Best Practices by Other Countries
Cities like Stockholm in Sweden, Seoul in South Korea, Portland and New York in USA and Singapore have used various models of public-private partnerships to build broadband infrastructure.
Successful implementations in Sweden (By 2010, near ubiquitous access to 2 MBPS service; 40% of households with access to 100 MBPS connections by 2015 and 90% by 2020), United Kingdom (By 2012, 2 MBPS service to all households) and Germany (75% of households with high-speed broadband access at transmission rates of at least 50 MBPS by 2014) are publicly stated policy goals for broadband plan worldwide.
Malaysia started Digital Economy Corporation in 1996 to move higher GDP contributor sectors like manufacturing first to the newer and latest technologies to reduce costs and increase productivity. On the Broadband front, in 2008, Malaysia started HSBP (High Speed Broadband Program Phase 1) that was a PPP between the government and the incumbent operator Telekom Malaysia where the government put the seed capital over which the operator created services and made the project sustainable by ploughing back the returns. With this project, Malaysia has today near 70% Broadband penetration with average speed of 7.5 MBPS.
All the global implementations hint towards the quintessential role of private entities to drive infrastructure upgrade for Broadband.
Though it is prudent to understand how other countries have achieved higher Broadband penetrations, the uniqueness of India in several ways makes her distinct than other countries. Therefore, while contemplating use of a technology, business model or policies to be administered, India should go in her unique and most suited way rather than adopting acquired solutions.
Government should take the primary role in provisioning and enablement of Broadband infrastructure across the country. However, there should be a Public-Private partnership model adopted to spur the growth and investments, as was done in case of highways and airports.
In certain countries, the role of local municipal bodies has been very important and proactive. Now with the smart cities coming up, there should be deeper involvement of municipal and other urban planning bodies in the scaling up of Broadband infrastructure and services in cities.
It is suggested that technology versus potential use case mapping be done considering factors including topography, geography and socio-economic profile of the region/area in question. This would help in identifying the various technologies that could be alternatives available for achieving a goal. Also, this would promote the adoption of best technology available among several alternatives.
Villages and tier 2 & 3 cities are not accessing through internet, just because it is slow and unreliable. High quality broadband can change all that

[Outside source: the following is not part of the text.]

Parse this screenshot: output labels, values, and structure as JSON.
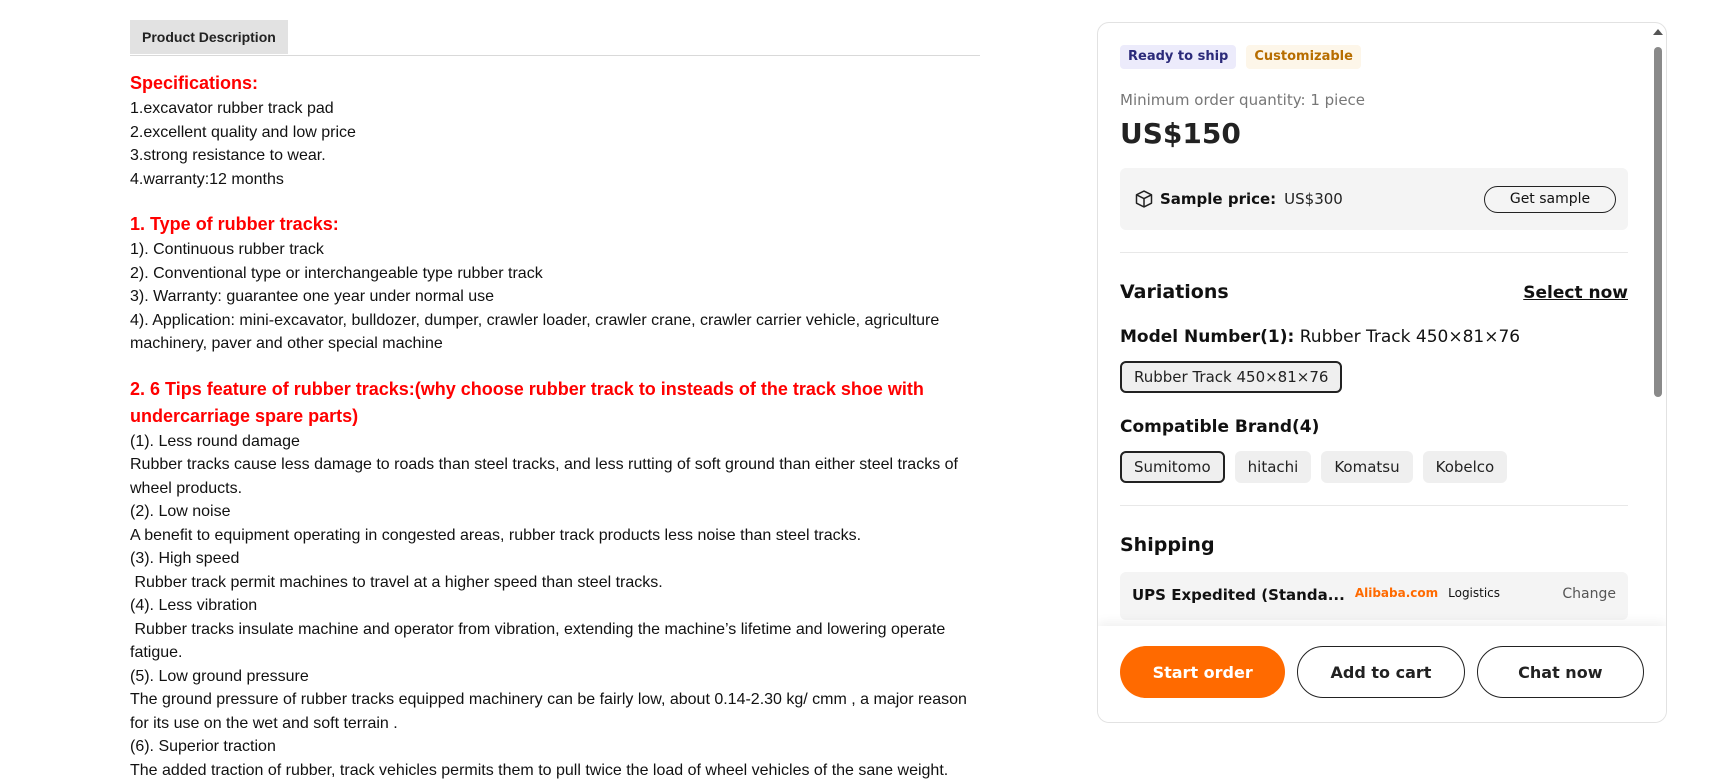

In many tier 3 towns of India the doctor : population ratio is like that of sub-Saharan Africa. Broadband is the only solution to enhance access to medical services there

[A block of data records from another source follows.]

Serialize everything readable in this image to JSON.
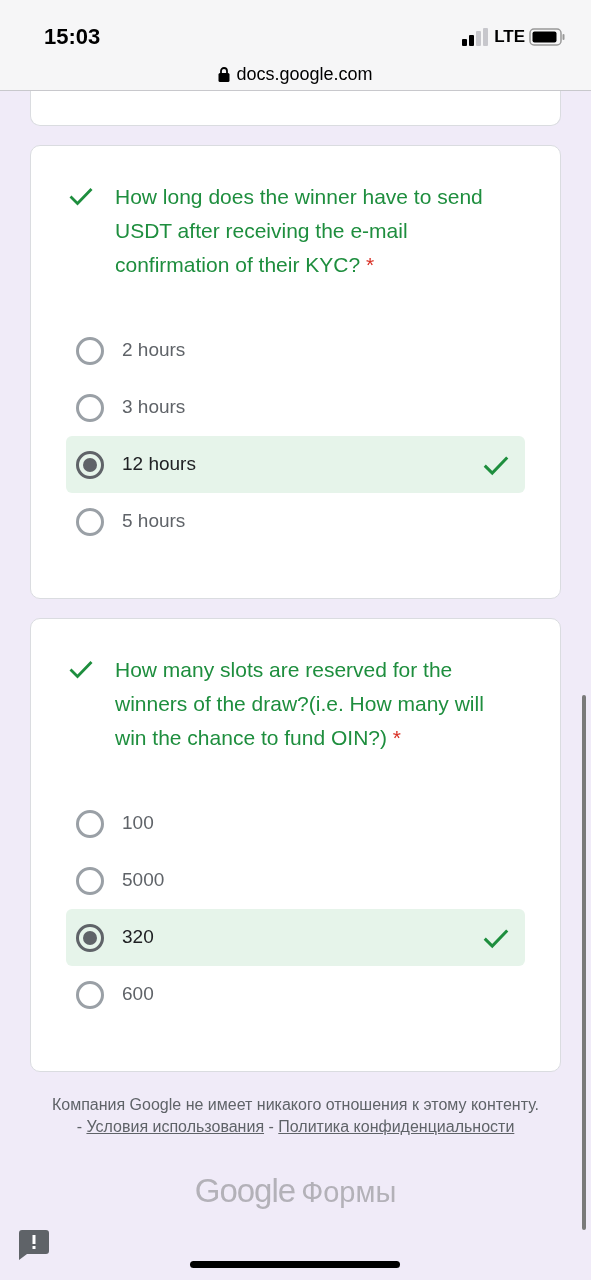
{
  "status_bar": {
    "time": "15:03",
    "network": "LTE"
  },
  "address_bar": {
    "url": "docs.google.com"
  },
  "questions": [
    {
      "text": "How long does the winner have to send USDT after receiving the e-mail confirmation of their KYC?",
      "required_mark": "*",
      "correct": true,
      "options": [
        {
          "label": "2 hours",
          "selected": false,
          "correct": false
        },
        {
          "label": "3 hours",
          "selected": false,
          "correct": false
        },
        {
          "label": "12 hours",
          "selected": true,
          "correct": true
        },
        {
          "label": "5 hours",
          "selected": false,
          "correct": false
        }
      ]
    },
    {
      "text": "How many slots are reserved for the winners of the draw?(i.e. How many will win the chance to fund OIN?)",
      "required_mark": "*",
      "correct": true,
      "options": [
        {
          "label": "100",
          "selected": false,
          "correct": false
        },
        {
          "label": "5000",
          "selected": false,
          "correct": false
        },
        {
          "label": "320",
          "selected": true,
          "correct": true
        },
        {
          "label": "600",
          "selected": false,
          "correct": false
        }
      ]
    }
  ],
  "footer": {
    "parts": [
      {
        "kind": "text",
        "text": "Компания Google не имеет никакого отношения к этому контенту. -"
      },
      {
        "kind": "link",
        "text": "Условия использования"
      },
      {
        "kind": "text",
        "text": "-"
      },
      {
        "kind": "link",
        "text": "Политика конфиденциальности"
      }
    ]
  },
  "logo": {
    "brand": "Google",
    "product": "Формы"
  }
}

The industry and the government must work together to ensure that telecom infrastructure is future proof. We cannot change and upgrade it every few years